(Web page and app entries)
────────

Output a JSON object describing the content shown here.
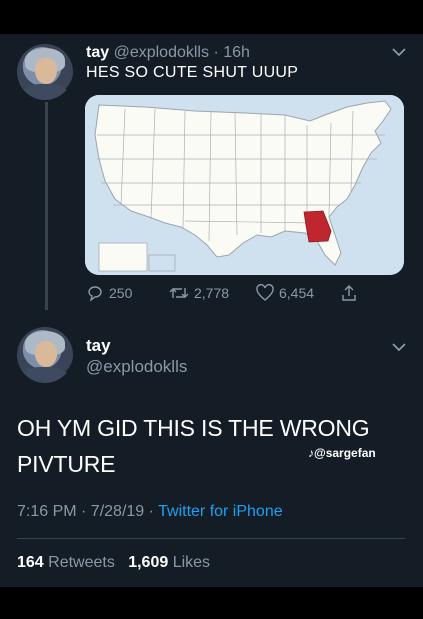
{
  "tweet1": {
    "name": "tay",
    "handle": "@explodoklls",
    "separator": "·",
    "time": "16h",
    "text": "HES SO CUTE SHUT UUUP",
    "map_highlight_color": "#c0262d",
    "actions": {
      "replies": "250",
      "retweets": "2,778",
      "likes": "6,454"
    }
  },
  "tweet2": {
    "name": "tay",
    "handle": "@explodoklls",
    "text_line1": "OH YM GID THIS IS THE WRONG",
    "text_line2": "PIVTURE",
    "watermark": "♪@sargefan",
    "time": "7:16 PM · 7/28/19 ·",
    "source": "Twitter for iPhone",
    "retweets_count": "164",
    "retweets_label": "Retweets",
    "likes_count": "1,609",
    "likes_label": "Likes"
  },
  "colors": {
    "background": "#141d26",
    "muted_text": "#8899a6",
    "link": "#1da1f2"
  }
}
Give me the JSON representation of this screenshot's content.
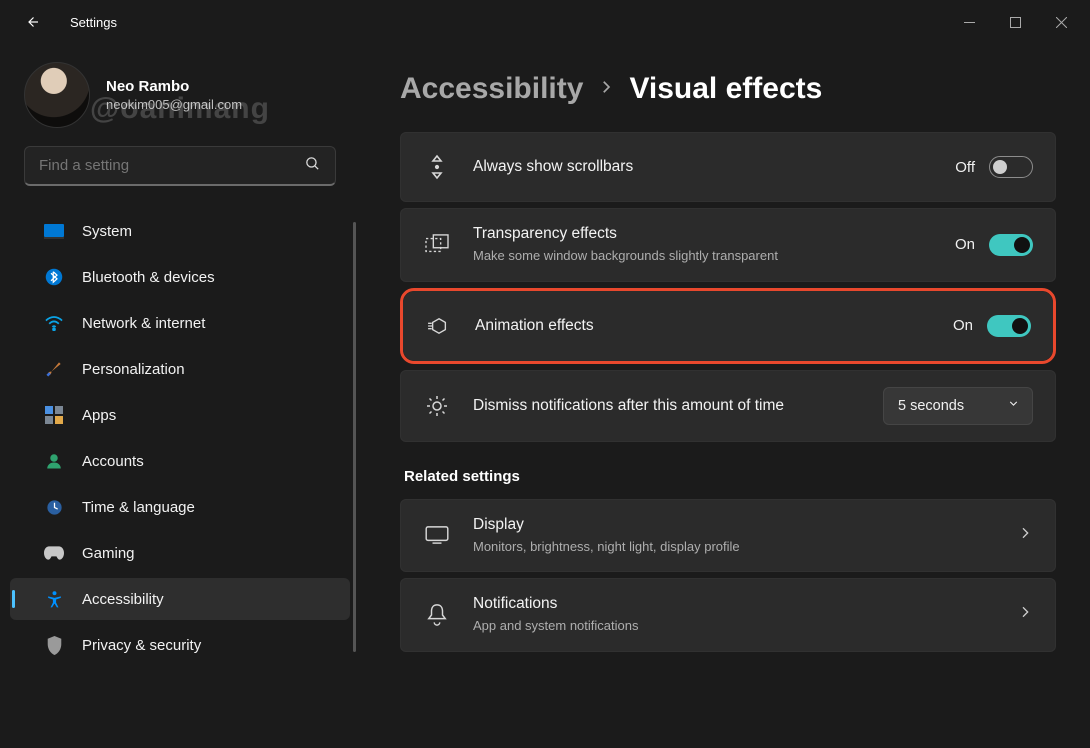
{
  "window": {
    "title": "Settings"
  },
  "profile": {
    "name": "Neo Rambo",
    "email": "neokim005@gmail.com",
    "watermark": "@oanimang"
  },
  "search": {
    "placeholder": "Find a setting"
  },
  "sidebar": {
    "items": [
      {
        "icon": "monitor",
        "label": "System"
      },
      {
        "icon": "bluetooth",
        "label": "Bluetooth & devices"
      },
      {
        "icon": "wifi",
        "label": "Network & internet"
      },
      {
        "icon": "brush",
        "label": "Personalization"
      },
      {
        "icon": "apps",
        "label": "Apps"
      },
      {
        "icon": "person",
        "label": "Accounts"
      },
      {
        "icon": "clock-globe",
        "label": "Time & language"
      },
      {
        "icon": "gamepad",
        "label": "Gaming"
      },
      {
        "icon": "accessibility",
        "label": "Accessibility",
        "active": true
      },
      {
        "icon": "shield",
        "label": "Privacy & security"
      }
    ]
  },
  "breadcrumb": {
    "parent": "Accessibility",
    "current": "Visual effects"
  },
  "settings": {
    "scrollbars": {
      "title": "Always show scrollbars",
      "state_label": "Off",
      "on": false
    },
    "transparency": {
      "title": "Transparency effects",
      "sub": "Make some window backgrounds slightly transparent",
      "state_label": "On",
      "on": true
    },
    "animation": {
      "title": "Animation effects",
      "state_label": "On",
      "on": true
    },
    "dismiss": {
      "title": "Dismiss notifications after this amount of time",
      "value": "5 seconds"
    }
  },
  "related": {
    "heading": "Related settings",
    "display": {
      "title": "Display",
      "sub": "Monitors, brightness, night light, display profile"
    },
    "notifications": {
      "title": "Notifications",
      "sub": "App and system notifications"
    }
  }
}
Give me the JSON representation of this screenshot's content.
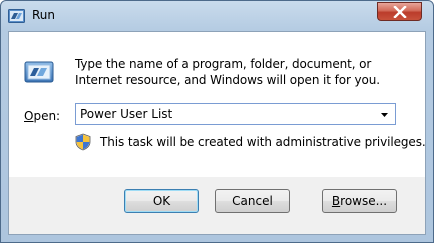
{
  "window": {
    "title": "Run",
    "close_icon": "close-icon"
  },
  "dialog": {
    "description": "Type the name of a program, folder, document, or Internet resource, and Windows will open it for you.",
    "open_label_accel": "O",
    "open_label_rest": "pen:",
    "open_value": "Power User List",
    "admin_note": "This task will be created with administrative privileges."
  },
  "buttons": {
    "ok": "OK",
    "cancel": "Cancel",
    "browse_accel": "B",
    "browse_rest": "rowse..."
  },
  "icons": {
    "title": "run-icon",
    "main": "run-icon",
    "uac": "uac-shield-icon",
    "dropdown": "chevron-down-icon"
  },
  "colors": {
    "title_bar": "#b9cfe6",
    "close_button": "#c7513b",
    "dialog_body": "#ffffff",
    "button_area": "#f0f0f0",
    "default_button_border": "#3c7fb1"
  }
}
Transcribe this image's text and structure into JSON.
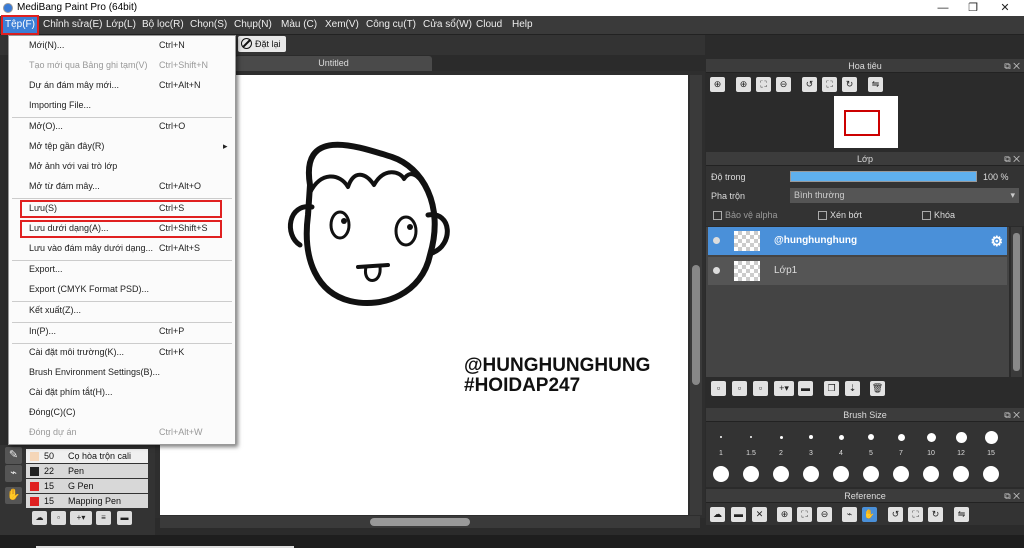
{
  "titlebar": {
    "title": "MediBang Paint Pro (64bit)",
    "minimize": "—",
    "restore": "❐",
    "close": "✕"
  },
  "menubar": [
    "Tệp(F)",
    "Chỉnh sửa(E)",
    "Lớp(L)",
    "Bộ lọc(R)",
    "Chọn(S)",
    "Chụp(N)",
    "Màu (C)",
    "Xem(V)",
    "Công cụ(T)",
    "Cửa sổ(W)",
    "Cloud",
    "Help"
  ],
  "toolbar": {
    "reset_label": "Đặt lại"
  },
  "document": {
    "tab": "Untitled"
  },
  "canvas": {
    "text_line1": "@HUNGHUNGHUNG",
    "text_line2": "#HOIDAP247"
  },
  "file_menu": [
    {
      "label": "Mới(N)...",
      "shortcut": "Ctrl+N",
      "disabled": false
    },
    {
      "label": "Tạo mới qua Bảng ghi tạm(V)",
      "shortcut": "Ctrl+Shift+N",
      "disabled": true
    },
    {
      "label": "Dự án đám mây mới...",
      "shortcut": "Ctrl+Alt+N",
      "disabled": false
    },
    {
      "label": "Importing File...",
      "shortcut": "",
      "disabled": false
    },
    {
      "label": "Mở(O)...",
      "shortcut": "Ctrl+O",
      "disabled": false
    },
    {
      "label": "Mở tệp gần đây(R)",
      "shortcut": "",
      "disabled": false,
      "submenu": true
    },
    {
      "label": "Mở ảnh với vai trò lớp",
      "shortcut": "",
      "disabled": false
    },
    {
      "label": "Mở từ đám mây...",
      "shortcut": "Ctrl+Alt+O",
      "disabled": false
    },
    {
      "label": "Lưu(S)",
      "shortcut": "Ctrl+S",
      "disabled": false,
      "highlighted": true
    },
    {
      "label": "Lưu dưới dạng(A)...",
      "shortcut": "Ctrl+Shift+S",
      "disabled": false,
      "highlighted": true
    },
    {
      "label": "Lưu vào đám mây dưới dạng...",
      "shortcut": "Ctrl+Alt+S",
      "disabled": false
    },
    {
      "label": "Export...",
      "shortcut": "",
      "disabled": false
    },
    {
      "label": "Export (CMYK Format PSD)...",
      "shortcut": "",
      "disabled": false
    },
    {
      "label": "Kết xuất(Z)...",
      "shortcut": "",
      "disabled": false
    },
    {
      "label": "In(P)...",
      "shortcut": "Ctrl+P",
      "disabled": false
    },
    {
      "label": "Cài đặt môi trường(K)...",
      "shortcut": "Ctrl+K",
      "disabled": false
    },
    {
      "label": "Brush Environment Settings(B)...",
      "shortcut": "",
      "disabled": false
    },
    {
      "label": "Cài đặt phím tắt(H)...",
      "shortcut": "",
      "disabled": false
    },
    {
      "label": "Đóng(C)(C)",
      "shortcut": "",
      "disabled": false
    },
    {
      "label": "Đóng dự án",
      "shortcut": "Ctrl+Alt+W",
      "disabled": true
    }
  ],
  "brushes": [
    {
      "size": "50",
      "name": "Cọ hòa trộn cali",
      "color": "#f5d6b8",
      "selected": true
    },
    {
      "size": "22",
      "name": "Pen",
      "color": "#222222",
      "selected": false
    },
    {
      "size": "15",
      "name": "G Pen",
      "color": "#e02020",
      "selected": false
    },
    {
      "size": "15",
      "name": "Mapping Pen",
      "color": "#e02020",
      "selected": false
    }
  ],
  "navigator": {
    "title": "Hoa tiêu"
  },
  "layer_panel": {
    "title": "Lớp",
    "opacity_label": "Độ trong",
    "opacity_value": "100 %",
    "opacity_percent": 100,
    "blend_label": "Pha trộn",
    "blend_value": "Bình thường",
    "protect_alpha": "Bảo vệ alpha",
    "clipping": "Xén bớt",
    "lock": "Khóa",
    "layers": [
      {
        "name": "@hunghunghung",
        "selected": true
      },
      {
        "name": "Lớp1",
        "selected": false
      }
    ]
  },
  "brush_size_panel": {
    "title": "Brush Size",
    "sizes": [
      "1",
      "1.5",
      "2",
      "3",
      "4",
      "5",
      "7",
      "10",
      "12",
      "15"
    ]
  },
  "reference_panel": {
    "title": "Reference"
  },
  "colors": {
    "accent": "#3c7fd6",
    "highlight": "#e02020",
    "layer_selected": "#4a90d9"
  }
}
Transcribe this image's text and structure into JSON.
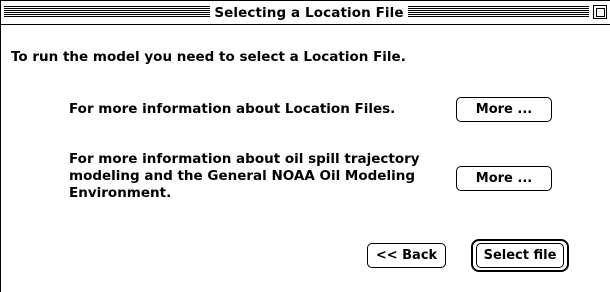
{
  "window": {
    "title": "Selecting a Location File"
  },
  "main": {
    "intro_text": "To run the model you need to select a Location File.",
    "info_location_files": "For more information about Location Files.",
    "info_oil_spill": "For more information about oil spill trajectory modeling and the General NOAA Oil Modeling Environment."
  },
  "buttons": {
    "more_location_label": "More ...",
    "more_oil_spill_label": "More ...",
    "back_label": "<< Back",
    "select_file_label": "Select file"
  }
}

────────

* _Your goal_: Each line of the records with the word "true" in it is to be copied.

* _Exercise answer_:
        "active": true
      "on": true
      "on": true
      "disabled": true
      "submenu": true
      "highlighted": true
      "highlighted": true
      "disabled": true
      "selected": true
        "selected": true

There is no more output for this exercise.